START Data to process

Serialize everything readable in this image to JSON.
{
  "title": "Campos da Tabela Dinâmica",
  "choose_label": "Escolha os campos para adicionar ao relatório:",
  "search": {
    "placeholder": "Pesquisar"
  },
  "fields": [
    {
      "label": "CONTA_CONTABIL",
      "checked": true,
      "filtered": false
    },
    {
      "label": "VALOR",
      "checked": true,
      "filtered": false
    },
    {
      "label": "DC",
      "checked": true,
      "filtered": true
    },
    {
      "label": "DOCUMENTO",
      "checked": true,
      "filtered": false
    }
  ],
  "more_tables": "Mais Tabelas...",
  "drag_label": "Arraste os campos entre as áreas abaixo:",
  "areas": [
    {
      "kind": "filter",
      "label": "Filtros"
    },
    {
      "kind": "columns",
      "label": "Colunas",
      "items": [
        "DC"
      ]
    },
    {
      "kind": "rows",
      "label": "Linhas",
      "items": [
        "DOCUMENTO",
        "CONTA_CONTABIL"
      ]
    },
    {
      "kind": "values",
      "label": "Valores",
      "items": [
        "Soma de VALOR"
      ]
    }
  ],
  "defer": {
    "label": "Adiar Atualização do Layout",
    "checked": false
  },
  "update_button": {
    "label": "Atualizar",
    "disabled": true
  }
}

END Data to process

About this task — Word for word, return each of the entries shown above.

Response below —
Serialize everything readable in this image to JSON.
{
  "title": "Campos da Tabela Dinâmica",
  "choose_label": "Escolha os campos para adicionar ao relatório:",
  "search": {
    "placeholder": "Pesquisar"
  },
  "fields": [
    {
      "label": "CONTA_CONTABIL",
      "checked": true,
      "filtered": false
    },
    {
      "label": "VALOR",
      "checked": true,
      "filtered": false
    },
    {
      "label": "DC",
      "checked": true,
      "filtered": true
    },
    {
      "label": "DOCUMENTO",
      "checked": true,
      "filtered": false
    }
  ],
  "more_tables": "Mais Tabelas...",
  "drag_label": "Arraste os campos entre as áreas abaixo:",
  "areas": [
    {
      "kind": "filter",
      "label": "Filtros"
    },
    {
      "kind": "columns",
      "label": "Colunas",
      "items": [
        "DC"
      ]
    },
    {
      "kind": "rows",
      "label": "Linhas",
      "items": [
        "DOCUMENTO",
        "CONTA_CONTABIL"
      ]
    },
    {
      "kind": "values",
      "label": "Valores",
      "items": [
        "Soma de VALOR"
      ]
    }
  ],
  "defer": {
    "label": "Adiar Atualização do Layout",
    "checked": false
  },
  "update_button": {
    "label": "Atualizar",
    "disabled": true
  }
}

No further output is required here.